It was said above that every instinctive process has the three aspects of all mental process, the cognitive, the affective, and the conative. Now, the innate psycho-physical disposition, which is an instinct, may be regarded as consisting of three corresponding parts, an afferent, a central, and a motor or efferent part, whose activities are the cognitive, the affective, and the conative features respectively of the total instinctive process. The afferent or receptive part of the total disposition is some organised group of nervous elements or neurones that is specially adapted to receive and to elaborate the impulses initiated in the sense-organ by the native object of the instinct; its constitution and activities determine the sensory content of the psycho-physical process.
When its impulse to flight is obstructed—is apt to turn upon its pursuers and to fight furiously, until an opportunity for escape presents itself. Darwin has shown the significance of the facial expression of anger, of the contracted brow and raised upper lip; and man shares with many of the animals the tendency to frighten his opponent by loud roars or bellowings. As with most of the other human instincts, the excitement of this one is expressed in its purest form by children. Many a little boy An Introduction to Social Psychology/51 has, without any example or suggestion, suddenly taken to running with open mouth to bite the person who has angered him, much to the distress of his parents.
The Instinct of Repulsion and the Emotion of Disgust The impulse of this instinct is, like that of fear, one of aversion, and these two instincts together account probably for all aversions, except those acquired under the influence of pain.
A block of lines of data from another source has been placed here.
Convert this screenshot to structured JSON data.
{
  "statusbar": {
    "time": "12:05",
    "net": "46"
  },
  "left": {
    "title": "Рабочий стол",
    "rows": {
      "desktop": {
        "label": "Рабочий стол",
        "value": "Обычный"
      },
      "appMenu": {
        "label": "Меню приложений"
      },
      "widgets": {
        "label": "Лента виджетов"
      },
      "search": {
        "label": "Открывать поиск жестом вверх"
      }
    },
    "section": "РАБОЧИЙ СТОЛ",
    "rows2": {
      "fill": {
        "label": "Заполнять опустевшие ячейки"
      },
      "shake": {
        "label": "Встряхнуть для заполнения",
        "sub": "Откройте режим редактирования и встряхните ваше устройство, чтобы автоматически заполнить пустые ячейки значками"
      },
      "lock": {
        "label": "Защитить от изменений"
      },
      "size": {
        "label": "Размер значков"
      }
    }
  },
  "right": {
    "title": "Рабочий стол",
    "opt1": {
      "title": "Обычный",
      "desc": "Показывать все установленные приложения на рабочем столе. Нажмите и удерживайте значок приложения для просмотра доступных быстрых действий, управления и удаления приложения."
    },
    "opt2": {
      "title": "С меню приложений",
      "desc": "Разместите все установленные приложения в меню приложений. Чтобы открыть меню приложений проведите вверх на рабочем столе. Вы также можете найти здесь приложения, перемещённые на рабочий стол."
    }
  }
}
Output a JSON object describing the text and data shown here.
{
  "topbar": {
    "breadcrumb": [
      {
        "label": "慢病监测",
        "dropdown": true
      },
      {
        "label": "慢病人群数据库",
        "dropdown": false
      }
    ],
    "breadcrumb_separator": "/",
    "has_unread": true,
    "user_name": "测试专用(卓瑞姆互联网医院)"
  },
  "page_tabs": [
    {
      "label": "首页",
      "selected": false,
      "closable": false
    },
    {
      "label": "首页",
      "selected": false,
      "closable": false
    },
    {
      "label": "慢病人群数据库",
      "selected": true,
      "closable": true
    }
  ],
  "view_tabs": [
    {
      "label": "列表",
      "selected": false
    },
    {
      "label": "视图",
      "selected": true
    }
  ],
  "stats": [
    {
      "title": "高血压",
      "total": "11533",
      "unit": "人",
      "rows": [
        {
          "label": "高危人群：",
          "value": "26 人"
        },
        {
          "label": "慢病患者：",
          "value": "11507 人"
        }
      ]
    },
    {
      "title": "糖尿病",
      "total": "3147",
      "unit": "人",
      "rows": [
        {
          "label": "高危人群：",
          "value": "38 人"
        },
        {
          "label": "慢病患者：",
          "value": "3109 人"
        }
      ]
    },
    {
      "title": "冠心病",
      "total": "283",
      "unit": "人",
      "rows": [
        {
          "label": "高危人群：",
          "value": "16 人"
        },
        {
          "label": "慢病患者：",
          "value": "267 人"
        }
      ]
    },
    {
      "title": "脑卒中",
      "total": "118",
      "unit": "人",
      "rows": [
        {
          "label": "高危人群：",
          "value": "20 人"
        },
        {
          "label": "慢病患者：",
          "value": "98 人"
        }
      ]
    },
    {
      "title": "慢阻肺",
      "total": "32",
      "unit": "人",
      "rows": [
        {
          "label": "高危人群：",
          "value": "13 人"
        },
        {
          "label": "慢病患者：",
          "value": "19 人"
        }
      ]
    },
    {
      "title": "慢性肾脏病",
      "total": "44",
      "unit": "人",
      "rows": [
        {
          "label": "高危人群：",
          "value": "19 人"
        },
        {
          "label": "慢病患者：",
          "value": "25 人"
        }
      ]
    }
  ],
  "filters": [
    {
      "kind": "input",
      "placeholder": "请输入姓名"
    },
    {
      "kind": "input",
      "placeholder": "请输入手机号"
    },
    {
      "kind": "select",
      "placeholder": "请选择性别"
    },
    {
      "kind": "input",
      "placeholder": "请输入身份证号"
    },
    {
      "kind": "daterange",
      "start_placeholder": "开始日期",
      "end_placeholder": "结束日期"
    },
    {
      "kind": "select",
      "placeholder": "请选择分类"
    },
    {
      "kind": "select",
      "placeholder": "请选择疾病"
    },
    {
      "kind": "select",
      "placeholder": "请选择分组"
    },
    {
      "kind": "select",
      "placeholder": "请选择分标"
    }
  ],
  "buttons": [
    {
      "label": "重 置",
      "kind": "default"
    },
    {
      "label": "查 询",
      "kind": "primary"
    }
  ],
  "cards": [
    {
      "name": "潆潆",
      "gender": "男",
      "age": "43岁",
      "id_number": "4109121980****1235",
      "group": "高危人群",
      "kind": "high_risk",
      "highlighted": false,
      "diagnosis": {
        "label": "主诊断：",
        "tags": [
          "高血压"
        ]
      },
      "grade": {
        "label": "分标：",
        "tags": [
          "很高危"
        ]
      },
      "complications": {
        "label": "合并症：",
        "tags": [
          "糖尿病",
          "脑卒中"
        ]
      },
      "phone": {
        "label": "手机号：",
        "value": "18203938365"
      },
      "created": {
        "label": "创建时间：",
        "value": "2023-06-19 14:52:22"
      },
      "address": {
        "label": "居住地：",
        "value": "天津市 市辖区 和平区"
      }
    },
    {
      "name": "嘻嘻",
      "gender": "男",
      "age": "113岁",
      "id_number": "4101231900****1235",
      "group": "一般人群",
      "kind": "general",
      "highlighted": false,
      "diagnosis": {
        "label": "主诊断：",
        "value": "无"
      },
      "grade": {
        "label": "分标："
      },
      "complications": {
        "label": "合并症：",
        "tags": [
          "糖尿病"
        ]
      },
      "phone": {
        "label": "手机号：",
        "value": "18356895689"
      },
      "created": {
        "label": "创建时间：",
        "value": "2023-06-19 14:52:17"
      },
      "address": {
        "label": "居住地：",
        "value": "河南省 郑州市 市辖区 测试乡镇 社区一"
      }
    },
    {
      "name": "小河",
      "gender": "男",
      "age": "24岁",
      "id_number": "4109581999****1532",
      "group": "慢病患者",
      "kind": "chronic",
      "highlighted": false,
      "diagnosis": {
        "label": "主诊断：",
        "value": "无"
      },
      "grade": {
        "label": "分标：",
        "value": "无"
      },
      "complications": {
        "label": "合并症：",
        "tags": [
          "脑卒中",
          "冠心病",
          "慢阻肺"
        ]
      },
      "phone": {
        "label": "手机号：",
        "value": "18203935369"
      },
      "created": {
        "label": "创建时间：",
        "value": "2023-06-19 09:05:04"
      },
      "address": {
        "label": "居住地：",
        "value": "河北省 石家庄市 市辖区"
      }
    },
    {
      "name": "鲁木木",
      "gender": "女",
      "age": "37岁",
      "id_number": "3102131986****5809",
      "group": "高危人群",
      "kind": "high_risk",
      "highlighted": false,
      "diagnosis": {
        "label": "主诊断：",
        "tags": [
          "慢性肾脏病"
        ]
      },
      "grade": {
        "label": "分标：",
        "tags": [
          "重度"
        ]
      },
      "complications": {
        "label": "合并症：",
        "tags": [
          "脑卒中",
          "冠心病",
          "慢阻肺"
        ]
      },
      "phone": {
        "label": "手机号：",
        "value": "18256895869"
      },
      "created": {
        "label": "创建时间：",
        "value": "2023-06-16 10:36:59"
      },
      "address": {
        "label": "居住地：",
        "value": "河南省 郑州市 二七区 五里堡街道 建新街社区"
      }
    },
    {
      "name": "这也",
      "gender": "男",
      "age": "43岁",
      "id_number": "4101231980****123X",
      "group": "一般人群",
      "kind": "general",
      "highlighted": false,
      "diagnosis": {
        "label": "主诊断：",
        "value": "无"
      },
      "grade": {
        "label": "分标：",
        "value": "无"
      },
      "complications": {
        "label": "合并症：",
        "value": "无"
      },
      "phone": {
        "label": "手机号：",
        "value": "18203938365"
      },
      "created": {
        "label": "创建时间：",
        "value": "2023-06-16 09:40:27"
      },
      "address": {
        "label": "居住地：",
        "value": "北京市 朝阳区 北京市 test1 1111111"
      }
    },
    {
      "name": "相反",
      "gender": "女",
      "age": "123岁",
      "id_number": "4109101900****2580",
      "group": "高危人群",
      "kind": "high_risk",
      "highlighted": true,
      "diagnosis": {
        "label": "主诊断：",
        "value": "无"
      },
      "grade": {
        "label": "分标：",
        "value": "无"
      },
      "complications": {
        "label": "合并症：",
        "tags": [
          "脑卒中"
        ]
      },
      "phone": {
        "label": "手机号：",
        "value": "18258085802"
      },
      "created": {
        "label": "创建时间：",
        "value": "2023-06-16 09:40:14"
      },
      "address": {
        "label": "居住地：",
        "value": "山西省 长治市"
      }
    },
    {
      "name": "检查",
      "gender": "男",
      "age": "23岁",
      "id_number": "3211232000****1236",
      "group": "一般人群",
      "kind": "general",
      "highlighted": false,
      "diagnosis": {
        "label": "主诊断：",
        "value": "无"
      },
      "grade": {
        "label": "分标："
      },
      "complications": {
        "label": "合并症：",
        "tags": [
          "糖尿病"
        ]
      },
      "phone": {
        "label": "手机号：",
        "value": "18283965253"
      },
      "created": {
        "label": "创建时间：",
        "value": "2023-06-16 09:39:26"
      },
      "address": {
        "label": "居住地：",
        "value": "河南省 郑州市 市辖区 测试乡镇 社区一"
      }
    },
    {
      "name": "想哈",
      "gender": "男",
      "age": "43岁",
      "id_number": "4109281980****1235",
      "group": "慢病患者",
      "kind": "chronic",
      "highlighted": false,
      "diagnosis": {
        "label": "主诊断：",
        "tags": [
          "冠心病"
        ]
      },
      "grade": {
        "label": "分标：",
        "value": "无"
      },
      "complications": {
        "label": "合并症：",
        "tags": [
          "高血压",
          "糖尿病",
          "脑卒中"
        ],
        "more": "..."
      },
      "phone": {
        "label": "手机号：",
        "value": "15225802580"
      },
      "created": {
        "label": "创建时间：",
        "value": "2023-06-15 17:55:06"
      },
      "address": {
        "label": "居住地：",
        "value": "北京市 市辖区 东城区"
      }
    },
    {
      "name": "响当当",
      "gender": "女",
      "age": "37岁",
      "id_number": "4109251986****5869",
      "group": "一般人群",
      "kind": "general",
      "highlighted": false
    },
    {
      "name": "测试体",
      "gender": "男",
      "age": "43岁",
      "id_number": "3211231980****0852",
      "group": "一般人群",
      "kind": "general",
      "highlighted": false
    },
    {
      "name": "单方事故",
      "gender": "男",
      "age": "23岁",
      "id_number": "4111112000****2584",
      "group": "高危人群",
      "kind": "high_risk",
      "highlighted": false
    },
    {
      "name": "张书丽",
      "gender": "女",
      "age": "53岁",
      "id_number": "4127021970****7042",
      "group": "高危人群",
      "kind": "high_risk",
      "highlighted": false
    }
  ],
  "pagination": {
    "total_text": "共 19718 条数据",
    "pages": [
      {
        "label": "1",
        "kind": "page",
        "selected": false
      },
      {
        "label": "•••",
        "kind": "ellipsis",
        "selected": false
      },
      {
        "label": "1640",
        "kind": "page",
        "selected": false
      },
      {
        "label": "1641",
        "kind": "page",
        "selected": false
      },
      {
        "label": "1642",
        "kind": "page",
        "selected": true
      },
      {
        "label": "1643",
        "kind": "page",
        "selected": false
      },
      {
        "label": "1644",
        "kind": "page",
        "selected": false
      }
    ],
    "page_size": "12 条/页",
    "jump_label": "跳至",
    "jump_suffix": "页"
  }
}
The impulse differs from that of fear in that, while the latter prompts to bodily retreat from its object, the former prompts to actions that remove or reject the offending object This instinct resembles fear in that under the one name we, perhaps, commonly confuse two very closely allied instincts whose affective aspects are so similar that they are not easily distinguishable, though their impulses are of different tendencies.